Giuliani drew applause dozens of times as he told the anti-tax group Americans for Prosperity how he cut income and business taxes, slashed welfare rolls and trimmed employees from his city's payroll as mayor of New York.
"We lost control of Congress because we were just like the Democrats as far as spending is concerned - shame on us," Giuliani said. But he added, "Republicans are amateur spenders, and Democrats are professional spenders."
His record on taxes is an advantage for Giuliani, who is at odds with social conservatives who typically hold sway over Republican primary elections.
Yet fellow GOP hopefulargues Giuliani is vulnerable on taxes because the former mayor fought to eliminate a line-item veto, which a president can use to reject spending, and because Giuliani maintained a commuter tax in New York.
The issue sparked a pointed exchange Thursday, as Giuliani's campaign responded that Romney offered no tax cuts during his four years as Massachusetts governor.
Romney started running a new radio ad Friday in New Hampshire telling voters he has signed a pledge not to raise taxes. He was scheduled to address the anti-tax group Friday evening, as was former Tennessee Sen. Fred Thompson.
Other GOP hopefuls - former Arkansas Gov., Kansas Sen. and Texas Rep. - also addressed the group.
Brownback argued for fixing Social Security with private savings accounts, saying, "if the money is in personal accounts, the government can't spend it."
Giuliani, who leads the GOP presidential field in most national polls, spent most of his 25-minute speech ridiculing Hillary Rodham Clinton and other Democratic candidates. Clinton, Barack Obama and John Edwards would pay for their more costly proposals by repealing tax cuts.
Clinton's idea of giving a $5,000 savings bond to every U.S.-born baby drew laughter from the group's members, who wore name tags with Ronald Reagan's picture on them. Giuliani said the price tag would be more than $20 billion and joked about the cost of printing bonds with Clinton's picture on them.
"This costs money - it doesn't come from trees; it doesn't come from heaven," Giuliani said.
Giuliani argued for indexing the alternative minimum tax to inflation and repealing the estate tax, saying the tax reductions would actually generate tax revenues and not cost money because they would stimulate the economy.

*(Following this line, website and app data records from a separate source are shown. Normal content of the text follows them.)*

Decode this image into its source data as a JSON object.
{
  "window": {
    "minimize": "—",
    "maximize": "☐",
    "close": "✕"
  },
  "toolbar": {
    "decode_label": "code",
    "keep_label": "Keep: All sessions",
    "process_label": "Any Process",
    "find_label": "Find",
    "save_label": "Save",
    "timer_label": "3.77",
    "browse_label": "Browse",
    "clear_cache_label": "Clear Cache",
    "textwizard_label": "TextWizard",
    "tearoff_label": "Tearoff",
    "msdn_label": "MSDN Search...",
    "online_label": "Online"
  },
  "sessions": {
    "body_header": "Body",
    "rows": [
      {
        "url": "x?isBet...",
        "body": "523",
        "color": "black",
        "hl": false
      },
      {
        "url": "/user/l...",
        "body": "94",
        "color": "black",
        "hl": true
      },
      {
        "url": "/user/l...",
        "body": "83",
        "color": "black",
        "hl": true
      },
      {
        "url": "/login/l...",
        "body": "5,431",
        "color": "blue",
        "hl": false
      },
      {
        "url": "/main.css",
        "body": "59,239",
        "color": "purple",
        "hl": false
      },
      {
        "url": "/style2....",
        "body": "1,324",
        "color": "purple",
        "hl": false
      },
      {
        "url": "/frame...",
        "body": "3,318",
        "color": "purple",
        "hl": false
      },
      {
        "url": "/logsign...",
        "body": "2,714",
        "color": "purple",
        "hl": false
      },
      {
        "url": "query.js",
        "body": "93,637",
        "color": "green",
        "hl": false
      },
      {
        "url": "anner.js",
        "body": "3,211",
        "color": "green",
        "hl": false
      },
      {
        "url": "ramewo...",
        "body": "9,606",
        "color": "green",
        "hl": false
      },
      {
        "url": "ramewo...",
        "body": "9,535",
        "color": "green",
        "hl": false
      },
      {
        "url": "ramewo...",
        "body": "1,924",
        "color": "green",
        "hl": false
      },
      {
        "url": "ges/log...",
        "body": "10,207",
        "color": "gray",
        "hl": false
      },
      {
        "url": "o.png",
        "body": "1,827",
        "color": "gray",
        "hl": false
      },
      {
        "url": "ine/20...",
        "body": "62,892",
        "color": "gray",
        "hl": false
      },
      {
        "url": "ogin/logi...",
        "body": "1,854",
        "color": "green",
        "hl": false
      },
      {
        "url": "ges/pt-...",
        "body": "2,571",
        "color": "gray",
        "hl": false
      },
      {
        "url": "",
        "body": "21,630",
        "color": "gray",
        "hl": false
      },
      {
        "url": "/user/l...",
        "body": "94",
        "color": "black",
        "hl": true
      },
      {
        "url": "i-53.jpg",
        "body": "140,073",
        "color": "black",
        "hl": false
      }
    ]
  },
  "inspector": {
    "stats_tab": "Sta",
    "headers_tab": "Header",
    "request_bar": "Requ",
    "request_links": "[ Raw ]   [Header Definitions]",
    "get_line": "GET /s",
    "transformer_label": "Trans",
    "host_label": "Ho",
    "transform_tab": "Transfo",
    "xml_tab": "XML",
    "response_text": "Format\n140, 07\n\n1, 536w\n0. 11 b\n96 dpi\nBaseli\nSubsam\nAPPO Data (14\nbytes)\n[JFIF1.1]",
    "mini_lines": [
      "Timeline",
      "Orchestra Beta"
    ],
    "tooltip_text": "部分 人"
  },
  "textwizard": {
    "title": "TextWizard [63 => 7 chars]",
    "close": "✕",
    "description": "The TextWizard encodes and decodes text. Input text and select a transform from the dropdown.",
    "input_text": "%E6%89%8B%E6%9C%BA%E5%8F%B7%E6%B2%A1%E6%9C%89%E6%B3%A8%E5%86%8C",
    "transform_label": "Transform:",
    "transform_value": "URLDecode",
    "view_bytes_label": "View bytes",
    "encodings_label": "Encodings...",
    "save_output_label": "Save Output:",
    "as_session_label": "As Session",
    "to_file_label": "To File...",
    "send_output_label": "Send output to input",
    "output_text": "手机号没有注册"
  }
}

By the time he left office as mayor, Giuliani said, "we were collecting 41 percent more revenue from the low taxes than we were collecting from high taxes."